- 2Max Planck Institute for Chemistry, Biogeochemistry Department, Mainz, Germany

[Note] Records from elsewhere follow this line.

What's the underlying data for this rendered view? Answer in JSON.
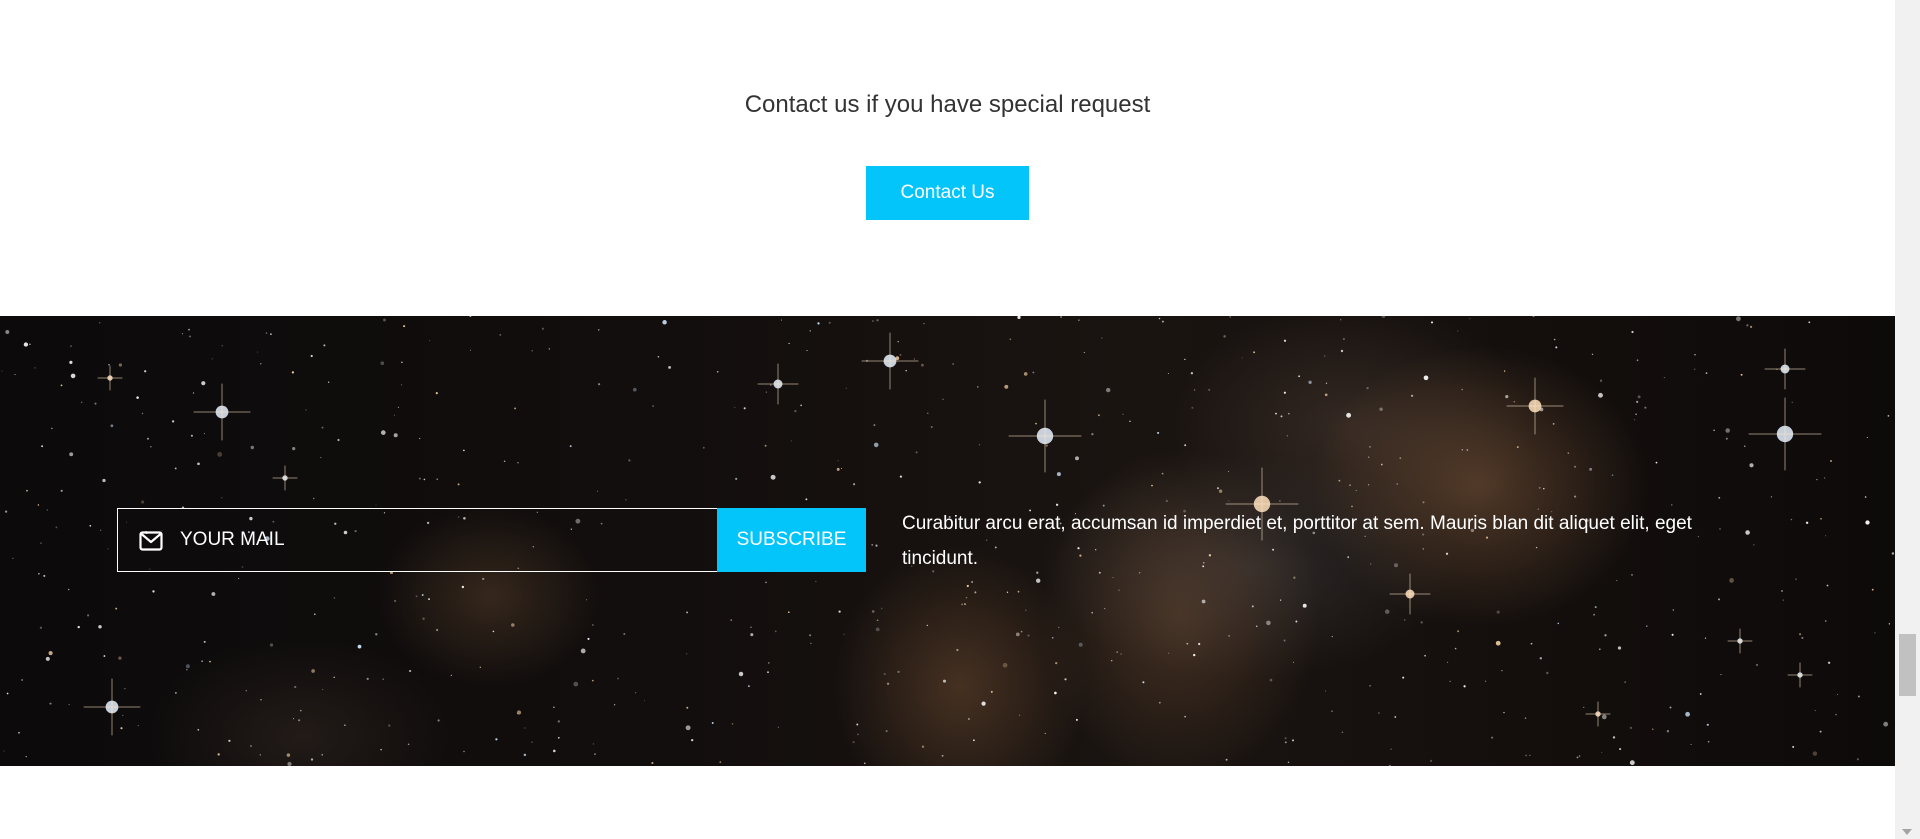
{
  "contact": {
    "heading": "Contact us if you have special request",
    "button_label": "Contact Us"
  },
  "newsletter": {
    "input_placeholder": "YOUR MAIL",
    "icon": "envelope-icon",
    "subscribe_label": "SUBSCRIBE",
    "description": "Curabitur arcu erat, accumsan id imperdiet et, porttitor at sem. Mauris blan dit aliquet elit, eget tincidunt.",
    "background": "starfield-image"
  },
  "colors": {
    "accent": "#04c5f9",
    "heading_text": "#333333",
    "white": "#ffffff"
  }
}
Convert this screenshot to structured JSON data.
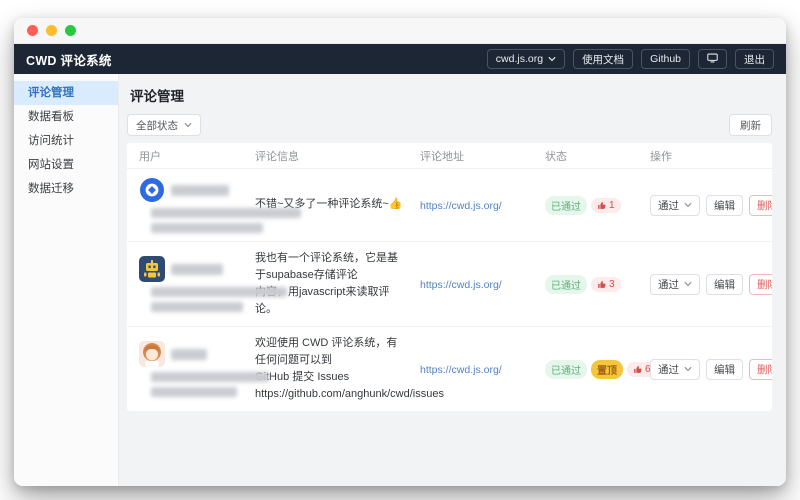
{
  "colors": {
    "header_dark": "#1d2634",
    "accent_blue": "#3274bd",
    "link_blue": "#5282c6",
    "success_green": "#5cb176",
    "pin_gold": "#f3c63e",
    "danger_red": "#e05e5e",
    "traffic_close": "#ff5f57",
    "traffic_minimize": "#febc2e",
    "traffic_zoom": "#28c840"
  },
  "header": {
    "title": "CWD 评论系统",
    "site_select_value": "cwd.js.org",
    "docs_label": "使用文档",
    "github_label": "Github",
    "display_icon": "monitor-icon",
    "logout_label": "退出"
  },
  "sidebar": {
    "items": [
      {
        "label": "评论管理",
        "active": true
      },
      {
        "label": "数据看板",
        "active": false
      },
      {
        "label": "访问统计",
        "active": false
      },
      {
        "label": "网站设置",
        "active": false
      },
      {
        "label": "数据迁移",
        "active": false
      }
    ]
  },
  "main": {
    "page_title": "评论管理",
    "filter_value": "全部状态",
    "refresh_label": "刷新",
    "table": {
      "columns": [
        "用户",
        "评论信息",
        "评论地址",
        "状态",
        "操作"
      ],
      "actions": {
        "approve": "通过",
        "edit": "编辑",
        "delete": "删除"
      },
      "rows": [
        {
          "avatar": "blue-compass-logo",
          "comment": "不错~又多了一种评论系统~👍",
          "url": "https://cwd.js.org/",
          "status": "已通过",
          "likes": "1"
        },
        {
          "avatar": "pixel-robot",
          "comment": "我也有一个评论系统，它是基于supabase存储评论\n内容，用javascript来读取评论。",
          "url": "https://cwd.js.org/",
          "status": "已通过",
          "likes": "3"
        },
        {
          "avatar": "anime-character",
          "comment": "欢迎使用 CWD 评论系统，有任何问题可以到\nGitHub 提交 Issues\nhttps://github.com/anghunk/cwd/issues",
          "url": "https://cwd.js.org/",
          "status": "已通过",
          "pinned_label": "置顶",
          "likes": "6"
        }
      ]
    }
  }
}
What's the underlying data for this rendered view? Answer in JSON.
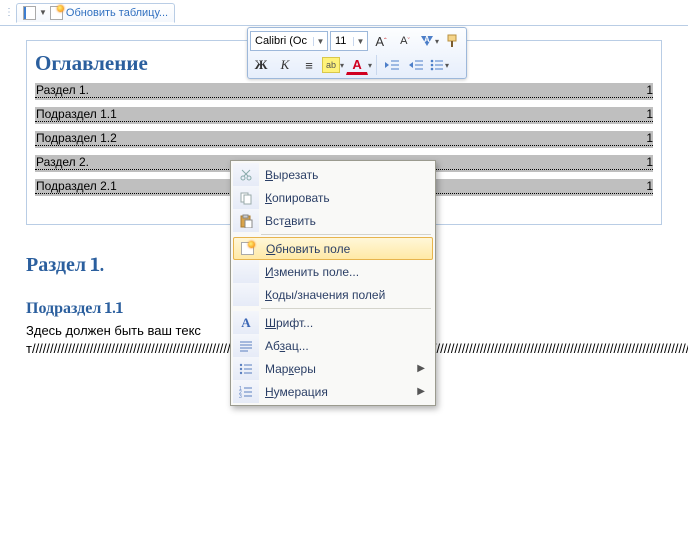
{
  "tab": {
    "label": "Обновить таблицу..."
  },
  "toc": {
    "title": "Оглавление",
    "rows": [
      {
        "label": "Раздел 1.",
        "page": "1"
      },
      {
        "label": "Подраздел 1.1",
        "page": "1"
      },
      {
        "label": "Подраздел 1.2",
        "page": "1"
      },
      {
        "label": "Раздел 2.",
        "page": "1"
      },
      {
        "label": "Подраздел 2.1",
        "page": "1"
      }
    ]
  },
  "minibar": {
    "font": "Calibri (Ос",
    "size": "11",
    "grow": "A",
    "shrink": "A",
    "bold": "Ж",
    "italic": "К",
    "align": "≡",
    "fontcolor": "A"
  },
  "context": {
    "cut": "Вырезать",
    "copy": "Копировать",
    "paste": "Вставить",
    "update": "Обновить поле",
    "edit": "Изменить поле...",
    "codes": "Коды/значения полей",
    "font": "Шрифт...",
    "para": "Абзац...",
    "bullets": "Маркеры",
    "numbering": "Нумерация"
  },
  "doc": {
    "h1": "Раздел 1.",
    "h2": "Подраздел 1.1",
    "text": "Здесь должен быть ваш текст//////////////////////////////////////////////////////////////////////////////////////////////////////////////////////////////////////////////////////////////////////////////////////////////////////////////////////////////////////////////////"
  }
}
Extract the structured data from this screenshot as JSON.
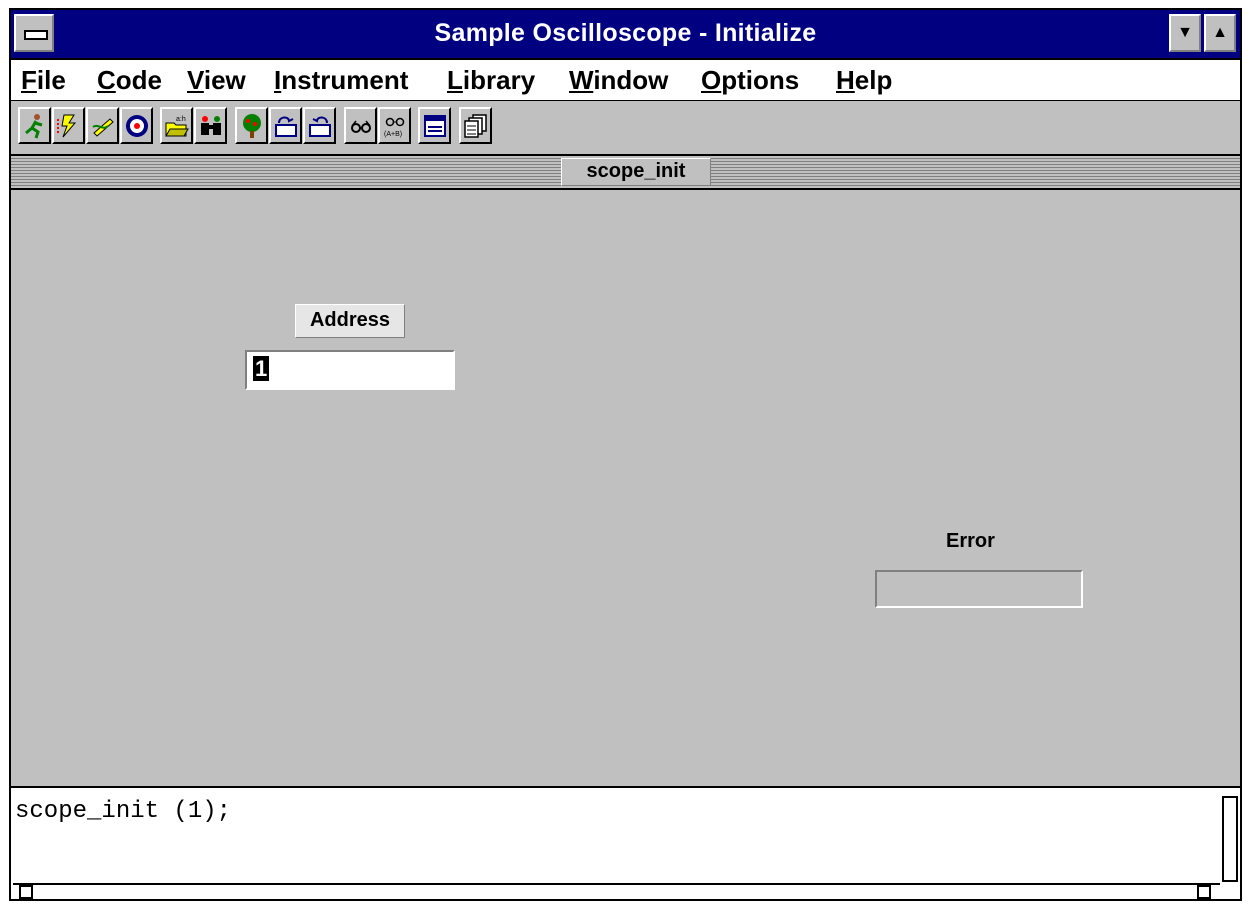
{
  "window": {
    "title": "Sample Oscilloscope - Initialize"
  },
  "menu": {
    "items": [
      {
        "key": "F",
        "rest": "ile"
      },
      {
        "key": "C",
        "rest": "ode"
      },
      {
        "key": "V",
        "rest": "iew"
      },
      {
        "key": "I",
        "rest": "nstrument"
      },
      {
        "key": "L",
        "rest": "ibrary"
      },
      {
        "key": "W",
        "rest": "indow"
      },
      {
        "key": "O",
        "rest": "ptions"
      },
      {
        "key": "H",
        "rest": "elp"
      }
    ]
  },
  "toolbar": {
    "buttons": [
      "run-icon",
      "lightning-icon",
      "hand-write-icon",
      "target-icon",
      "open-folder-icon",
      "binoculars-icon",
      "tree-icon",
      "panel-up-icon",
      "panel-down-icon",
      "glasses-icon",
      "glasses-ab-icon",
      "window-icon",
      "cascade-icon"
    ]
  },
  "panel": {
    "caption": "scope_init",
    "address_label": "Address",
    "address_value": "1",
    "error_label": "Error",
    "error_value": ""
  },
  "code": {
    "line": "scope_init (1);"
  },
  "colors": {
    "titlebar": "#000080",
    "face": "#c0c0c0"
  }
}
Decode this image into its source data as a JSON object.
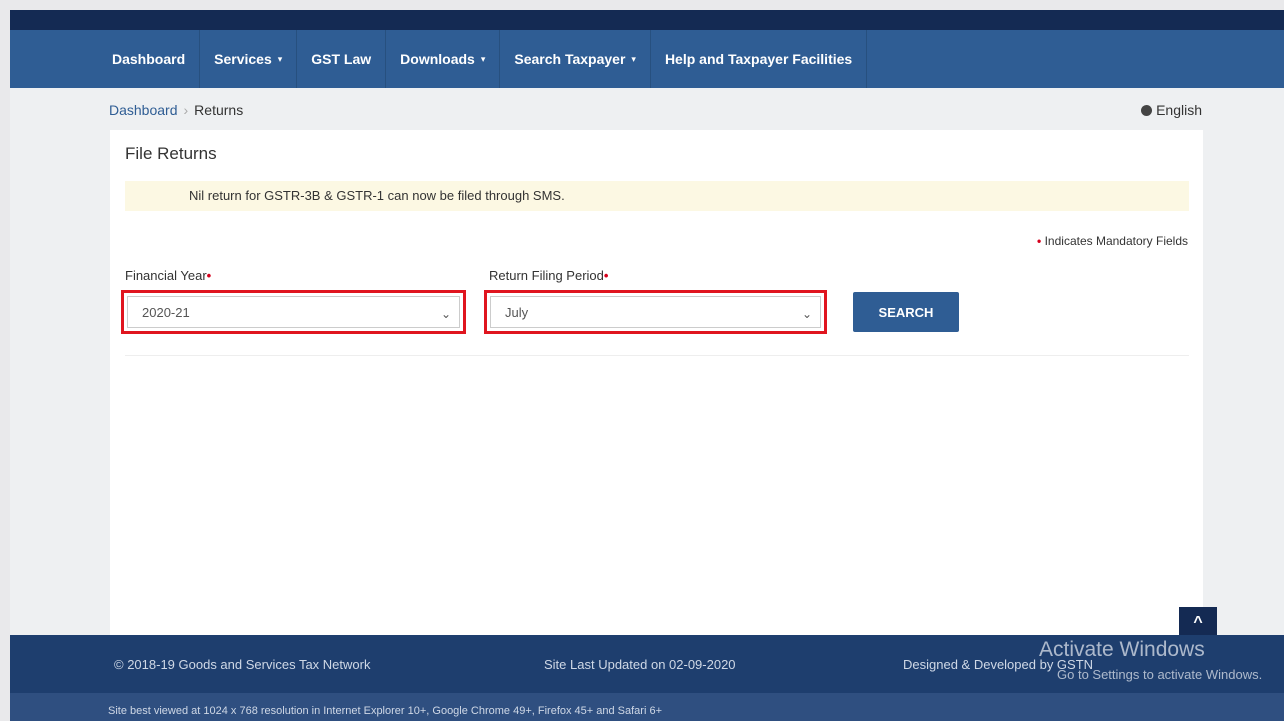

Abstract. In Amazonia, wetlands constitute about 30% of its entire basin, of which ancient fluvial terraces located in vast interfluvial regions cover a large portion. Although the increased number of permanent plots in the recent years has contributed to improved understanding of regional variation in forest dynamics across the Amazon Basin, the functioning of large lowland interfluvial wetlands remain poorly understood. Here we present the first field-based estimate for tree ages, wood biomass productivity and biomass turnover rates for eight 1 ha plots in wetland and non-flooded forests distributed along the BR-319 Highway along a distance of about 600 km crossing the Purus–Madeira rivers interfluvial region in central-southwestern Amazon Basin. We estimate stand age, wood biomass productivity and biomass turnover rates combining tree-ring data and an allometric equation based on diameter, tree height and wood density and relate these structural parameters to physical soil and hydrological restrictions. Wood biomass and productivity varied twofold among the plots, with wood biomass stocks ranging between 138–294 Mg ha−1 and productivity varying between 3.4–6.6 Mg ha−1 yr−1. Soil effective depth, topography, structure and mainly soil water saturation significantly affected stand age (64–103 yr) and forest dynamics in terms of annual biomass turnover rates (2.0–3.2%). On harsher soils characterized by a poor structure, low effective depth and high water saturation, biomass turnover rates were increased and forests stands were younger compared to well-drained sites. We suggest that soil constraints, especially soil water saturation, limit the development of the stand structure, resulting in forests with younger stand ages and higher biomass turnover rates compared to forests growing on well-drained soils. We do not find, however, any relation between physical soil restrictions or hydrology and wood biomass productivity, but there is a trend of increasing wood biomass productivity and phosphorus concentrations at the soil surface. Based on our results we establish hypotheses for different dynamical processes between forests growing on waterlogged and well-drained soils and discuss how these results can be applied in the background of conservation as well as the potential development of forest management plans in this region, which will experience increased deforestation due to the construction of the BR-319 Highway crossing the interfluvial region of the Purus–Madeira rivers.